Twice this week I heard prominent economists refer to an impending "economic Armageddon."
The first mention, which I caught via Boing Boing on Tuesday, was an article by Morgan Stanley's chief economist Stephen Roach. He says that conditions in the United States are aligned right now for economic disaster. In fact, he believe we have about a 90 percent chance of economic "Armageddon" and about a 60 percent of *delaying* it, but only a 10 percent chance of avoiding it all together.
The same day, driving home, I heard Paul Krugman on NPR saying that were the United States any other country, we'd be considered a banana republic at this point, but that the world's basically giving us the benefit of the doubt. He also said we're headed for "economic Armageddon," and he was quoted in a Reuters story last Monday entitled "Economic Crisis a Question of When, Not If."
Coincidence? Had Krugman read Roach's piece that day, too? Maybe these guys have been comparing notes.
Krugman is not exactly known as a friend of Bush, but I'm not aware of Roach's political leanings to tell whether his thoughts may be skewed by bias. But, you know, these guys are economists--economic forecasters--and when the weatherman says, "Storm," you're wise to pay attention even if he doesn't have a perfect batting average (if you'll pardon the mixed metaphors). And these guys are predicting a perfect storm.
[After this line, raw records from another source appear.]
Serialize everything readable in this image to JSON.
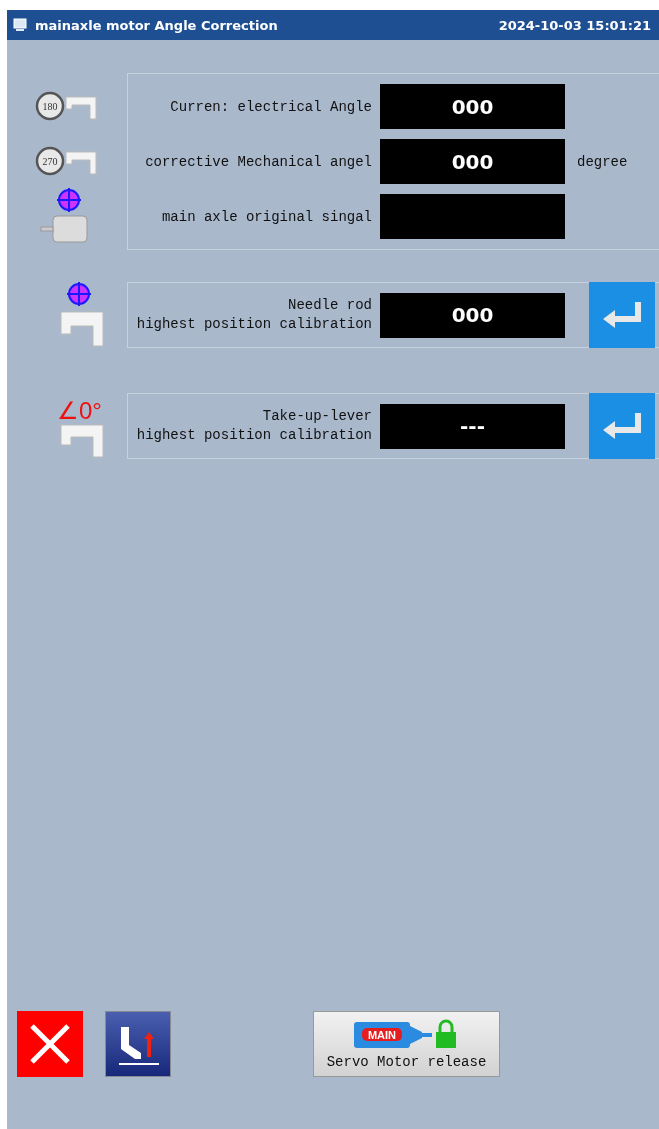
{
  "window": {
    "title": "mainaxle motor Angle Correction",
    "datetime": "2024-10-03 15:01:21"
  },
  "readings": [
    {
      "kind": "dial",
      "dial": "180",
      "label": "Curren: electrical Angle",
      "value": "000"
    },
    {
      "kind": "dial",
      "dial": "270",
      "label": "corrective Mechanical angel",
      "value": "000",
      "unit": "degree"
    },
    {
      "kind": "motor",
      "label": "main axle original singal"
    }
  ],
  "calibrations": [
    {
      "kind": "target",
      "label_lines": [
        "Needle rod",
        "highest position calibration"
      ],
      "value": "000"
    },
    {
      "kind": "angle",
      "icon_text": "∠0°",
      "label_lines": [
        "Take-up-lever",
        "highest position calibration"
      ],
      "value": "---"
    }
  ],
  "buttons": [
    {
      "kind": "cancel"
    },
    {
      "kind": "presser"
    },
    {
      "kind": "release",
      "badge": "MAIN",
      "label": "Servo Motor release"
    }
  ]
}
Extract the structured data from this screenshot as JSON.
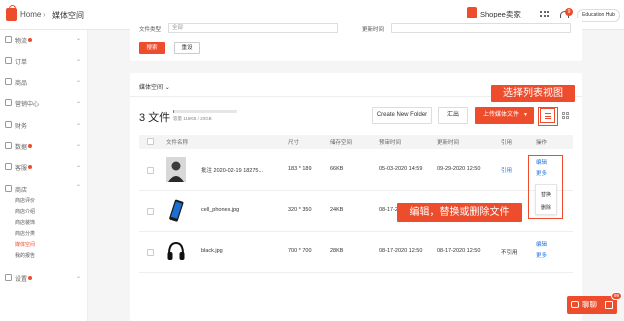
{
  "header": {
    "home_label": "Home",
    "breadcrumb_separator": "›",
    "breadcrumb_current": "媒体空间",
    "brand": "Shopee卖家",
    "notification_count": "9",
    "account": "Education Hub"
  },
  "sidebar": {
    "items": [
      {
        "label": "物流",
        "icon": "truck-icon",
        "dot": true
      },
      {
        "label": "订单",
        "icon": "order-icon",
        "dot": false
      },
      {
        "label": "商品",
        "icon": "product-icon",
        "dot": false
      },
      {
        "label": "营销中心",
        "icon": "marketing-icon",
        "dot": false
      },
      {
        "label": "财务",
        "icon": "wallet-icon",
        "dot": false
      },
      {
        "label": "数据",
        "icon": "chart-icon",
        "dot": true
      },
      {
        "label": "客服",
        "icon": "chat-icon",
        "dot": true
      },
      {
        "label": "商店",
        "icon": "shop-icon",
        "dot": false
      },
      {
        "label": "设置",
        "icon": "gear-icon",
        "dot": true
      }
    ],
    "shop_subitems": [
      "商店评价",
      "商店介绍",
      "商店装饰",
      "商店分类",
      "媒体空间",
      "我的报告"
    ],
    "active_subitem": "媒体空间"
  },
  "filter": {
    "file_type_label": "文件类型",
    "file_type_value": "全部",
    "updated_time_label": "更新时间",
    "search_label": "搜索",
    "reset_label": "重设"
  },
  "media": {
    "type_selector": "媒体空间",
    "file_count": "3 文件",
    "storage_text": "容量 118KB / 20GB",
    "storage_used_fraction": 0.01,
    "new_folder_label": "Create New Folder",
    "export_label": "汇出",
    "upload_label": "上传媒体文件",
    "columns": [
      "文件名称",
      "尺寸",
      "储存空间",
      "预审时间",
      "更新时间",
      "引用",
      "操作"
    ],
    "rows": [
      {
        "name": "批注 2020-02-19 18275...",
        "size": "183 * 189",
        "storage": "66KB",
        "created": "05-03-2020 14:59",
        "updated": "09-29-2020 12:50",
        "reference": "引用",
        "reference_is_link": true,
        "actions": [
          "编辑",
          "更多"
        ],
        "thumb": "person"
      },
      {
        "name": "cell_phones.jpg",
        "size": "320 * 350",
        "storage": "24KB",
        "created": "08-17-2020",
        "updated": "",
        "reference": "",
        "reference_is_link": false,
        "actions": [],
        "thumb": "phone"
      },
      {
        "name": "black.jpg",
        "size": "700 * 700",
        "storage": "28KB",
        "created": "08-17-2020 12:50",
        "updated": "08-17-2020 12:50",
        "reference": "不引用",
        "reference_is_link": false,
        "actions": [
          "编辑",
          "更多"
        ],
        "thumb": "headphones"
      }
    ],
    "popover_items": [
      "替换",
      "删除"
    ]
  },
  "annotations": {
    "list_view_callout": "选择列表视图",
    "edit_callout": "编辑，替换或删除文件"
  },
  "chat": {
    "label": "聊聊",
    "badge": "99"
  },
  "colors": {
    "accent": "#ee4d2d",
    "link": "#2673dd"
  }
}
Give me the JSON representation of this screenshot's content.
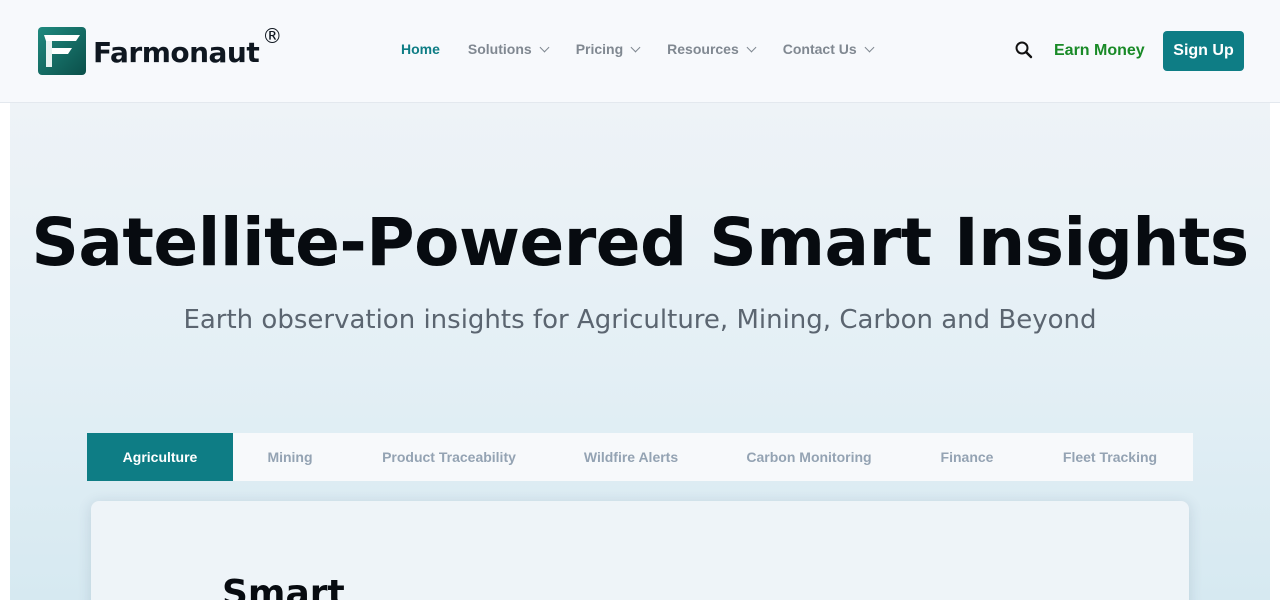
{
  "header": {
    "logo_name": "Farmonaut",
    "logo_reg": "®",
    "logo_icon": "farmonaut-f-icon",
    "nav": [
      {
        "label": "Home",
        "active": true,
        "dropdown": false
      },
      {
        "label": "Solutions",
        "active": false,
        "dropdown": true
      },
      {
        "label": "Pricing",
        "active": false,
        "dropdown": true
      },
      {
        "label": "Resources",
        "active": false,
        "dropdown": true
      },
      {
        "label": "Contact Us",
        "active": false,
        "dropdown": true
      }
    ],
    "search_icon": "search-icon",
    "earn_money": "Earn Money",
    "sign_up": "Sign Up"
  },
  "hero": {
    "title": "Satellite-Powered Smart Insights",
    "subtitle": "Earth observation insights for Agriculture, Mining, Carbon and Beyond"
  },
  "tabs": [
    {
      "label": "Agriculture",
      "active": true
    },
    {
      "label": "Mining",
      "active": false
    },
    {
      "label": "Product Traceability",
      "active": false
    },
    {
      "label": "Wildfire Alerts",
      "active": false
    },
    {
      "label": "Carbon Monitoring",
      "active": false
    },
    {
      "label": "Finance",
      "active": false
    },
    {
      "label": "Fleet Tracking",
      "active": false
    }
  ],
  "card": {
    "title": "Smart"
  },
  "colors": {
    "brand_teal": "#0e7d85",
    "earn_green": "#198a27",
    "nav_gray": "#808891"
  }
}
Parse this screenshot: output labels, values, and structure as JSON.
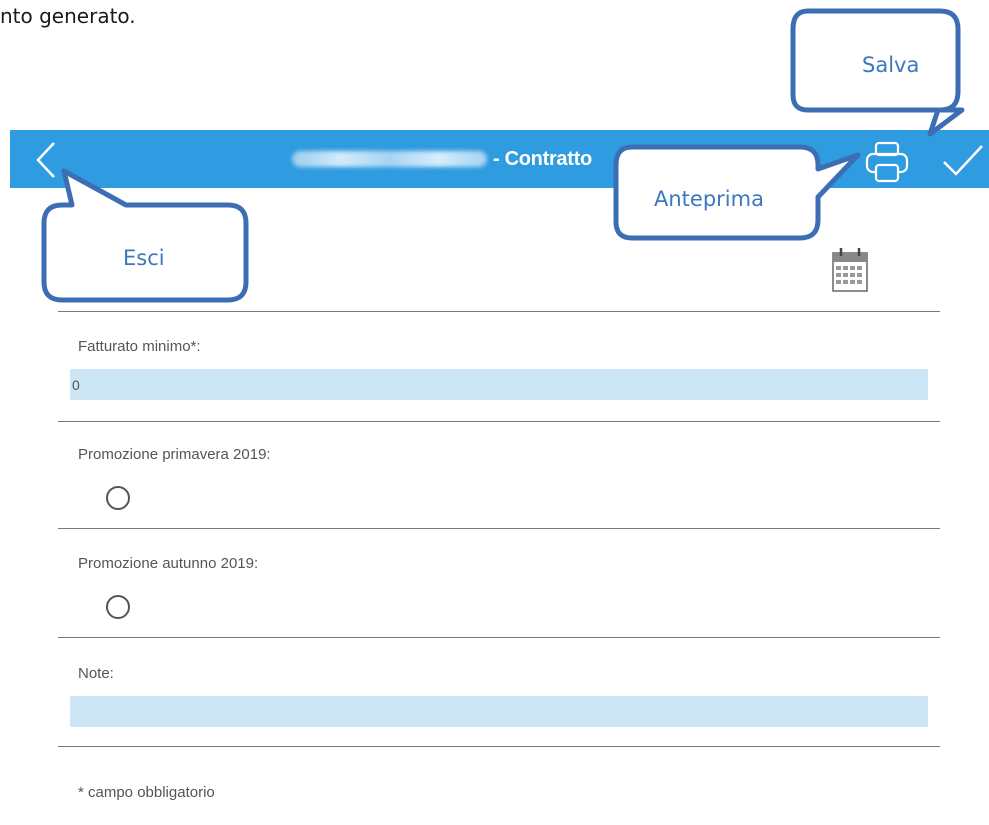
{
  "intro": {
    "text": "nto generato."
  },
  "topbar": {
    "title_suffix": "- Contratto",
    "back_icon": "chevron-left-icon",
    "print_icon": "printer-icon",
    "save_icon": "check-icon",
    "color": "#2f9be0"
  },
  "callouts": {
    "salva": "Salva",
    "anteprima": "Anteprima",
    "esci": "Esci",
    "border_color": "#3c6eb4",
    "text_color": "#3c78c0"
  },
  "form": {
    "calendar_icon": "calendar-icon",
    "fatturato": {
      "label": "Fatturato minimo*:",
      "value": "0"
    },
    "promo_primavera": {
      "label": "Promozione primavera 2019:",
      "checked": false
    },
    "promo_autunno": {
      "label": "Promozione autunno 2019:",
      "checked": false
    },
    "note": {
      "label": "Note:",
      "value": ""
    },
    "input_bg": "#cde6f6"
  },
  "footnote": "* campo obbligatorio"
}
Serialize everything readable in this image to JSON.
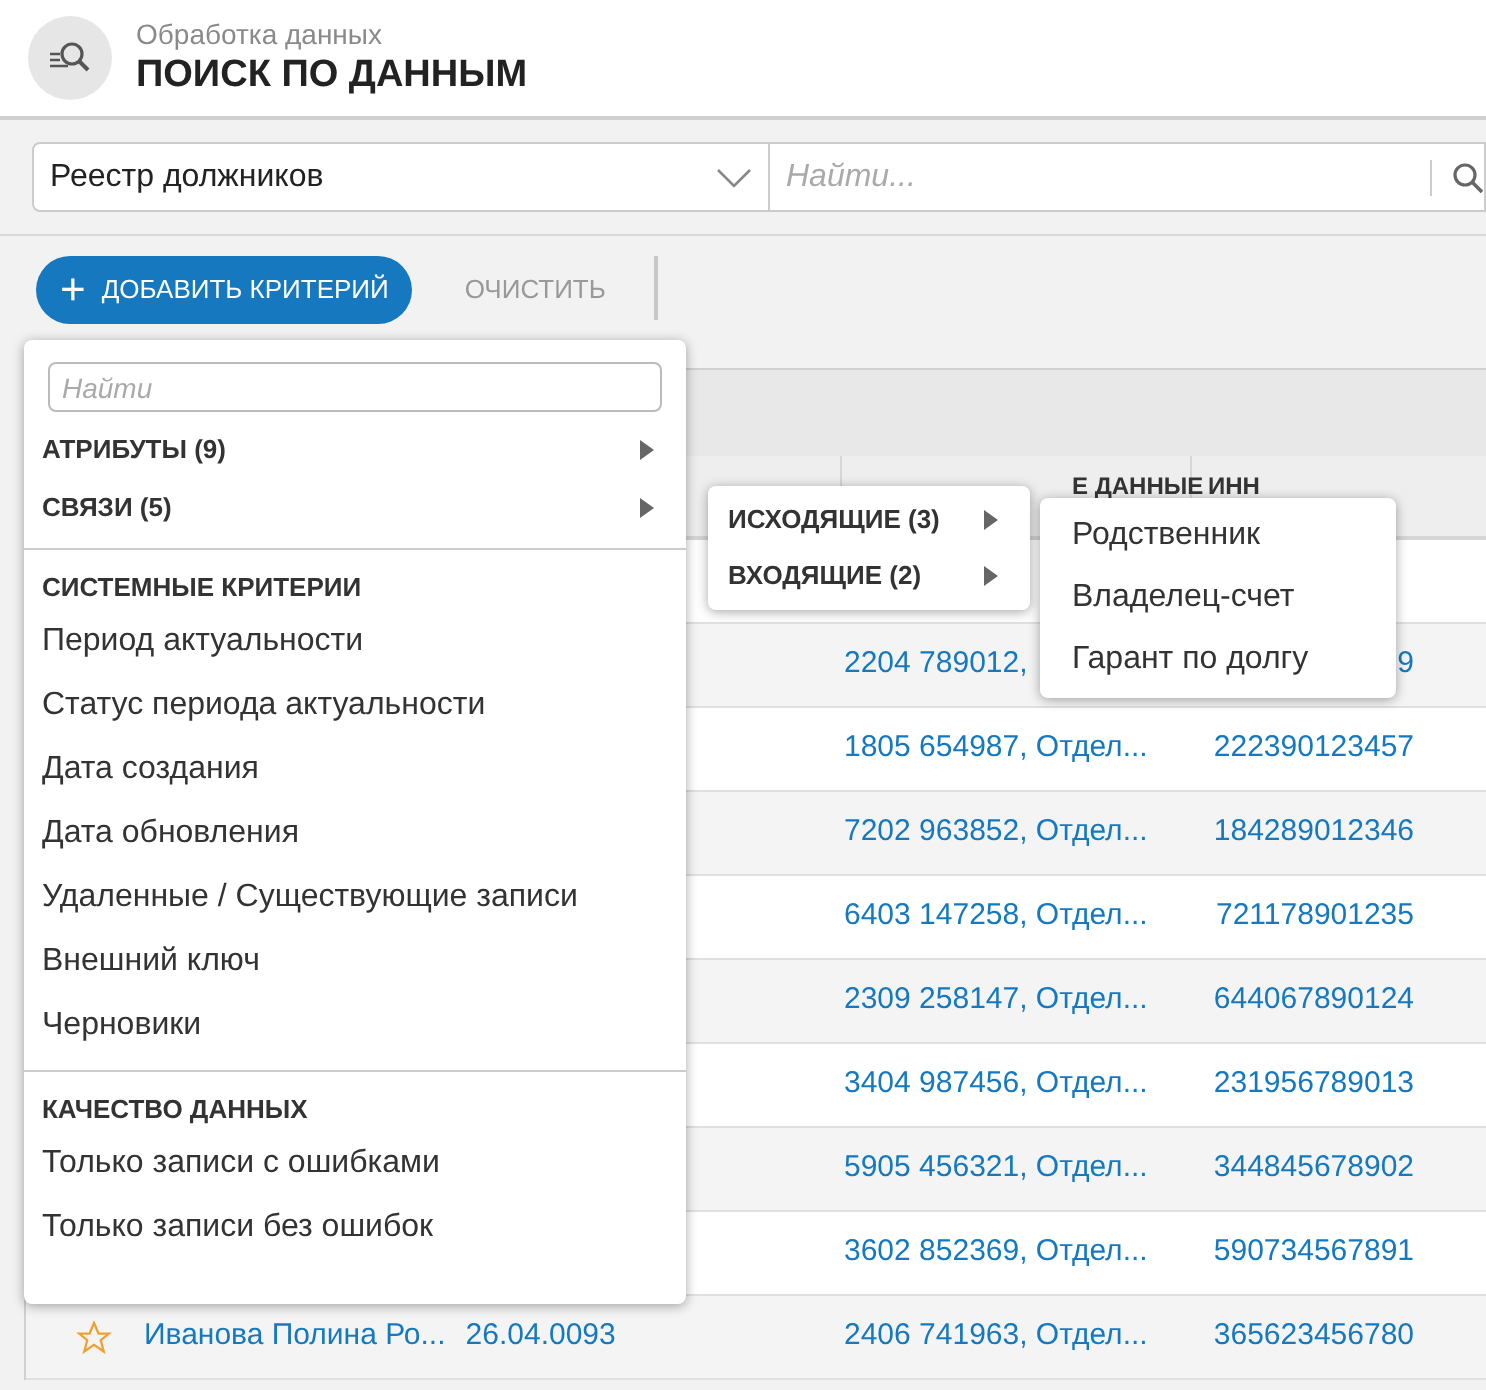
{
  "header": {
    "subtitle": "Обработка данных",
    "title": "ПОИСК ПО ДАННЫМ"
  },
  "toolbar": {
    "registry": "Реестр должников",
    "search_placeholder": "Найти..."
  },
  "actions": {
    "add_button": "ДОБАВИТЬ КРИТЕРИЙ",
    "add_icon": "+",
    "clear_button": "ОЧИСТИТЬ"
  },
  "table": {
    "columns": [
      {},
      {
        "label": "Е ДАННЫЕ"
      },
      {
        "label": "ИНН"
      }
    ],
    "rows": [
      {},
      {
        "passport": "2204 789012,",
        "inn": "9"
      },
      {
        "passport": "1805 654987, Отдел...",
        "inn": "222390123457"
      },
      {
        "passport": "7202 963852, Отдел...",
        "inn": "184289012346"
      },
      {
        "passport": "6403 147258, Отдел...",
        "inn": "721178901235"
      },
      {
        "passport": "2309 258147, Отдел...",
        "inn": "644067890124"
      },
      {
        "passport": "3404 987456, Отдел...",
        "inn": "231956789013"
      },
      {
        "passport": "5905 456321, Отдел...",
        "inn": "344845678902"
      },
      {
        "passport": "3602 852369, Отдел...",
        "inn": "590734567891"
      },
      {
        "favorite": false,
        "name": "Иванова Полина Ро...",
        "date": "26.04.0093",
        "passport": "2406 741963, Отдел...",
        "inn": "365623456780"
      }
    ]
  },
  "criteria_menu": {
    "search_placeholder": "Найти",
    "sections": [
      {
        "items": [
          {
            "label": "АТРИБУТЫ (9)",
            "kind": "submenu"
          },
          {
            "label": "СВЯЗИ (5)",
            "kind": "submenu"
          }
        ]
      },
      {
        "title": "СИСТЕМНЫЕ КРИТЕРИИ",
        "items": [
          {
            "label": "Период актуальности",
            "kind": "option"
          },
          {
            "label": "Статус периода актуальности",
            "kind": "option"
          },
          {
            "label": "Дата создания",
            "kind": "option"
          },
          {
            "label": "Дата обновления",
            "kind": "option"
          },
          {
            "label": "Удаленные / Существующие записи",
            "kind": "option"
          },
          {
            "label": "Внешний ключ",
            "kind": "option"
          },
          {
            "label": "Черновики",
            "kind": "option"
          }
        ]
      },
      {
        "title": "КАЧЕСТВО ДАННЫХ",
        "items": [
          {
            "label": "Только записи с ошибками",
            "kind": "option"
          },
          {
            "label": "Только записи без ошибок",
            "kind": "option"
          }
        ]
      }
    ]
  },
  "links_menu": {
    "items": [
      {
        "label": "ИСХОДЯЩИЕ (3)",
        "kind": "submenu"
      },
      {
        "label": "ВХОДЯЩИЕ (2)",
        "kind": "submenu"
      }
    ]
  },
  "outgoing_menu": {
    "items": [
      {
        "label": "Родственник",
        "kind": "option"
      },
      {
        "label": "Владелец-счет",
        "kind": "option"
      },
      {
        "label": "Гарант по долгу",
        "kind": "option"
      }
    ]
  }
}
And just look around. I mean, common sense tells you that if you had a loved one deeply in debt, who decided to get a credit card, which allowed them to spend more money they didn't have, you'd advise them against it, right? That's what our country's doing. And both Roach and Krugman outline plenty of other contributing factors, which portend a coming storm.